SKN-1/Nrf2 inhibits dopamine neuron degeneration in a Caenorhabditis elegans model of methylmercury toxicity.
Methylmercury (MeHg) exposure from occupational， environmental， and food sources is a significant threat to public health. MeHg poisonings in adults may result in severe psychological and neurological deficits， and in utero exposures can confer embryonic defects and developmental delays.

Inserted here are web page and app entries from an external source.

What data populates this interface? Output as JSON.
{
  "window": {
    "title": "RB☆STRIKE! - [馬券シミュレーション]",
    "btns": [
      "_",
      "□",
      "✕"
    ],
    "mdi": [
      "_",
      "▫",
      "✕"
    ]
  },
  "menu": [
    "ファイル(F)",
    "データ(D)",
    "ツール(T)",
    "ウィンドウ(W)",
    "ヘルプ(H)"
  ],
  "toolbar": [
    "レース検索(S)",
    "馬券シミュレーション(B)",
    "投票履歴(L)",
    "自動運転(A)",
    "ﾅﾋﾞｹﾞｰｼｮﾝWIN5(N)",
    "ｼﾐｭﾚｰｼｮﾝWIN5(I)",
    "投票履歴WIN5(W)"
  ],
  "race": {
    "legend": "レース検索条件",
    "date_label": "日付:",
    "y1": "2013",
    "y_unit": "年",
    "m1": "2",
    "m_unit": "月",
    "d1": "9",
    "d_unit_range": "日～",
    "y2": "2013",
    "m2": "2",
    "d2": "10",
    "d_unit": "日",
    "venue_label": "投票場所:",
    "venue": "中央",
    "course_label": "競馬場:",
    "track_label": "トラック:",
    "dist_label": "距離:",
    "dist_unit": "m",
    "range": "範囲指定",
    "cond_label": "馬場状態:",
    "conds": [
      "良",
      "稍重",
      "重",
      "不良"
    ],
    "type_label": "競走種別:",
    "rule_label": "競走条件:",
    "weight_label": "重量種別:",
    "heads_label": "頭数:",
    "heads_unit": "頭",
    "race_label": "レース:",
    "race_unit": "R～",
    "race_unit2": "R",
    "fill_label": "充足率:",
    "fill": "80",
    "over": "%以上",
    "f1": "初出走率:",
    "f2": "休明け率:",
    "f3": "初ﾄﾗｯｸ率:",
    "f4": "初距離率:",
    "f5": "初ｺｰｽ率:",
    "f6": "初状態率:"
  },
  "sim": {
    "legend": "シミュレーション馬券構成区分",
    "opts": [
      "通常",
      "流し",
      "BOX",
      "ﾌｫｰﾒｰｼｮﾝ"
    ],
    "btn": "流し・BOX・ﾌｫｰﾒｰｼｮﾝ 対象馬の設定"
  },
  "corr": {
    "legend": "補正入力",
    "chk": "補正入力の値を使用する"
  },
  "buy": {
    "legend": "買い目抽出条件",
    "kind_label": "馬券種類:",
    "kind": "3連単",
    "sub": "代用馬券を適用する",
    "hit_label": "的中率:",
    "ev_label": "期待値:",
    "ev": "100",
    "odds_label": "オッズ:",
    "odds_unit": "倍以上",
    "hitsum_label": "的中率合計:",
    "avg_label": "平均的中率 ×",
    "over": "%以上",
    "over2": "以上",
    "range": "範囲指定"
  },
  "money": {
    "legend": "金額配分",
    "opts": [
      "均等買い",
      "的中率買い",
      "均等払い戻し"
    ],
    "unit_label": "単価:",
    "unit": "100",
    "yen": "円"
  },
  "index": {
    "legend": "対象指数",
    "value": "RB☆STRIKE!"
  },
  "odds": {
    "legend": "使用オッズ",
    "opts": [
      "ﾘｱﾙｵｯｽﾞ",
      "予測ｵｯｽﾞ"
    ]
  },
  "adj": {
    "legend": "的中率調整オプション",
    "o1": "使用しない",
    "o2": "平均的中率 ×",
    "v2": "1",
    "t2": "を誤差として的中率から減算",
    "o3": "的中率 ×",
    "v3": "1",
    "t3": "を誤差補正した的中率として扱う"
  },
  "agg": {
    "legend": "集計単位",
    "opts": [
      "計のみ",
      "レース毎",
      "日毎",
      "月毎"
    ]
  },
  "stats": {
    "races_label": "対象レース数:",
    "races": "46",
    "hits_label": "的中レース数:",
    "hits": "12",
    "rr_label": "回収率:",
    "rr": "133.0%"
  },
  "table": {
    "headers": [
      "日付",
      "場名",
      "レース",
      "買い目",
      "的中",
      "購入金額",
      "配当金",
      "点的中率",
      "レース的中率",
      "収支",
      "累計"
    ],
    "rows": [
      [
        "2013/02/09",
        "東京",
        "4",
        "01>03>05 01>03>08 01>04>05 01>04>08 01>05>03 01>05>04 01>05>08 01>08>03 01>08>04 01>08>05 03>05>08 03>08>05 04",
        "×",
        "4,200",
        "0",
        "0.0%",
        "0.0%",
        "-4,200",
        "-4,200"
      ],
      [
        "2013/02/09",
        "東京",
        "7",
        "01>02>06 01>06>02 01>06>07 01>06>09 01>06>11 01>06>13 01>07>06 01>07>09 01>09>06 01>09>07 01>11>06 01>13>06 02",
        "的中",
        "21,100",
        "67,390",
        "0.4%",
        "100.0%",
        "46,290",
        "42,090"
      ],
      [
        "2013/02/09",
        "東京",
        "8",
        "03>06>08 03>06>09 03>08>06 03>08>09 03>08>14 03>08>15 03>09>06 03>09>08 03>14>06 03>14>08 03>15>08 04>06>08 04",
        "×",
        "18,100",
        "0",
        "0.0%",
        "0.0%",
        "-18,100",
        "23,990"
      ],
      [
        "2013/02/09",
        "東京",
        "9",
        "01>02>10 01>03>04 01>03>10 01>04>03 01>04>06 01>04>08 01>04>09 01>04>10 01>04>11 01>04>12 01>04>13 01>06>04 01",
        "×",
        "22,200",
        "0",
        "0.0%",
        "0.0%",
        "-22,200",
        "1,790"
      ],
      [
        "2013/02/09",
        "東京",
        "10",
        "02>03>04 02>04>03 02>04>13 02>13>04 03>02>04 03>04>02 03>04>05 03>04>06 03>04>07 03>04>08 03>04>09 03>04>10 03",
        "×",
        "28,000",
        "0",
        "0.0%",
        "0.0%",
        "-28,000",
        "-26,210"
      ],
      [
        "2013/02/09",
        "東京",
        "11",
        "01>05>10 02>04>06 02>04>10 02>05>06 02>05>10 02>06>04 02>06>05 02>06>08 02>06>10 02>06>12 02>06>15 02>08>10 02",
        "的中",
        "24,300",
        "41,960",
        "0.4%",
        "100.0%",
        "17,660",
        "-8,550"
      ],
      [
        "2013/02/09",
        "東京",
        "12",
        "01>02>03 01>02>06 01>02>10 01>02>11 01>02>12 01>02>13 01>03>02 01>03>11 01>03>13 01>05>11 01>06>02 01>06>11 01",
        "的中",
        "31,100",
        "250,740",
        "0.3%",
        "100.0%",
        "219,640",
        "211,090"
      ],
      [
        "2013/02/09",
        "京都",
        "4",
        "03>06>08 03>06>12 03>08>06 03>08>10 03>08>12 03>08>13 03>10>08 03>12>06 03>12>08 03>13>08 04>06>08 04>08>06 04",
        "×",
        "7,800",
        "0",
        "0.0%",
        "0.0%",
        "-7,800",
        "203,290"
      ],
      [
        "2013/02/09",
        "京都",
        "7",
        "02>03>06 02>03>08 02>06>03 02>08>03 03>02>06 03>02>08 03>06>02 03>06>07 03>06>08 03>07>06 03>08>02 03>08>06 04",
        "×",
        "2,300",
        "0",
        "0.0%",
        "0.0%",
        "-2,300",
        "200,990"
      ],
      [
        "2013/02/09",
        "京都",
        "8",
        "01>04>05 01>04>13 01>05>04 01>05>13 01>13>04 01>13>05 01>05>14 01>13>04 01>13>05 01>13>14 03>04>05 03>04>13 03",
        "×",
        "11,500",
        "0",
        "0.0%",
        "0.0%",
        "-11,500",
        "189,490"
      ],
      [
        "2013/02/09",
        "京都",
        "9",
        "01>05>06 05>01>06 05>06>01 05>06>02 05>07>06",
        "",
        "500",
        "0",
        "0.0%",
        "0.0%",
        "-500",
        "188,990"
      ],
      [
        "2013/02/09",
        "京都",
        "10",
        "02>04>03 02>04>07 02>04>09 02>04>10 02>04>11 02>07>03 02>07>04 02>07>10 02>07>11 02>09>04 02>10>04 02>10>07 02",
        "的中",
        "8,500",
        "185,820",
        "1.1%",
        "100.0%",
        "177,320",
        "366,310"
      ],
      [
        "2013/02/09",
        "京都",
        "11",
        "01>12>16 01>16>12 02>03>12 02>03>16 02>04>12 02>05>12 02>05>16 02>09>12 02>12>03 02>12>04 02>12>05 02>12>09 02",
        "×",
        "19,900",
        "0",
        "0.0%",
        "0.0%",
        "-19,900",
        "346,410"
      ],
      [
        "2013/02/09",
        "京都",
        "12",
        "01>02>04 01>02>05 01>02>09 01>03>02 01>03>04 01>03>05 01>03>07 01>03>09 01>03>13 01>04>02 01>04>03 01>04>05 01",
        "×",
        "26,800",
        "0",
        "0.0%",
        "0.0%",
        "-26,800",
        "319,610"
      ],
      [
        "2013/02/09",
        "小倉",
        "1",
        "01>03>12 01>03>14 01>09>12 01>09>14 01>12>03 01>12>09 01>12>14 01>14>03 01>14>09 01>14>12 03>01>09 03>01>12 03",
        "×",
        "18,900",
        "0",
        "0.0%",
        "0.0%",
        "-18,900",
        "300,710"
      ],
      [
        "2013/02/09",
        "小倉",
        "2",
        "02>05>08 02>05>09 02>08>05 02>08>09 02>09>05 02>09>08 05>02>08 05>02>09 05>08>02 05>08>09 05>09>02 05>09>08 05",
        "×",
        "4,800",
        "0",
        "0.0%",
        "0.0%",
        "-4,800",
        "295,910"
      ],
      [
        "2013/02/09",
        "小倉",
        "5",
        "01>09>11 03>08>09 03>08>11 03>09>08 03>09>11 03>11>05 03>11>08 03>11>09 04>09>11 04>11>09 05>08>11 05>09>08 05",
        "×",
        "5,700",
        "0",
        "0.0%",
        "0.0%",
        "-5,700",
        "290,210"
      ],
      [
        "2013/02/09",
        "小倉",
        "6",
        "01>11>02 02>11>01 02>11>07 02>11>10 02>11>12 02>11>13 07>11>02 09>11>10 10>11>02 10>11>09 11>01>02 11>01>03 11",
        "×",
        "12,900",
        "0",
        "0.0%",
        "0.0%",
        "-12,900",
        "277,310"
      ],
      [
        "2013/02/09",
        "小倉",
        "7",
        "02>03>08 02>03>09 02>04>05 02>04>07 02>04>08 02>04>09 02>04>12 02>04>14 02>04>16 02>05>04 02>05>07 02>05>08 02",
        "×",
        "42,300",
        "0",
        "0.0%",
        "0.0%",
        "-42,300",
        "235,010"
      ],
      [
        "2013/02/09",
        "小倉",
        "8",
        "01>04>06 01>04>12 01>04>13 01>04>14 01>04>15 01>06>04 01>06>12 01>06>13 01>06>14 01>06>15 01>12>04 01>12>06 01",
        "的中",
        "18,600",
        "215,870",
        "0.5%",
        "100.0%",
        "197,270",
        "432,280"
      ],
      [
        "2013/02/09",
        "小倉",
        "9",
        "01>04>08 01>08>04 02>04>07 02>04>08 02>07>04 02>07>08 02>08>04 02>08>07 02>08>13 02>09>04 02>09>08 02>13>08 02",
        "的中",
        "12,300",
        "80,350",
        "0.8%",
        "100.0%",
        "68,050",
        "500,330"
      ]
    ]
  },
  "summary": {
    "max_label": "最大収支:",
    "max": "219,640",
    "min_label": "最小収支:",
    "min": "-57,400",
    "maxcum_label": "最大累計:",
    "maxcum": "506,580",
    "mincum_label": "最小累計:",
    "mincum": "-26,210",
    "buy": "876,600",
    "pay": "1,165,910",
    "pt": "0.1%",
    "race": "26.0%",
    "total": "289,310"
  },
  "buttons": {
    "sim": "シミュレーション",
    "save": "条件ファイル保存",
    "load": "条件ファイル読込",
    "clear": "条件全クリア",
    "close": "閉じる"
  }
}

Recent epidemiological and vertebrate studies suggest that MeHg exposure may also contribute to dopamine (DA) neuron vulnerability and the propensity to develop Parkinson's disease (PD). In this study， we describe a Caenorhabditis elegans model of MeHg toxicity that shows that low， chronic exposure confers embryonic defects， developmental delays， decreases in brood size and animal viability， and DA neuron degeneration. Toxicant exposure results in the robust induction of the glutathione-S-transferases (GSTs) gst-4 and gst-38 that are largely dependent on the PD-associated phase II antioxidant transcription factor SKN-1/Nrf2. We also demonstrate that the expression of SKN-1， a protein previously localized to a small subset of chemosensory neurons and intestinal cells in the nematode， is also expressed in the DA neurons， and a reduction in SKN-1 gene expression increases MeHg-induced animal vulnerability and DA neuron degeneration. These studies recapitulate fundamental hallmarks of MeHg-induced mammalian toxicity， identify a key molecular regulator of toxicant-associated whole-animal and DA neuron vulnerability， and suggest that the nematode will be a useful in vivo tool to identify and characterize mediators of MeHg-induced developmental and DA neuron pathologies.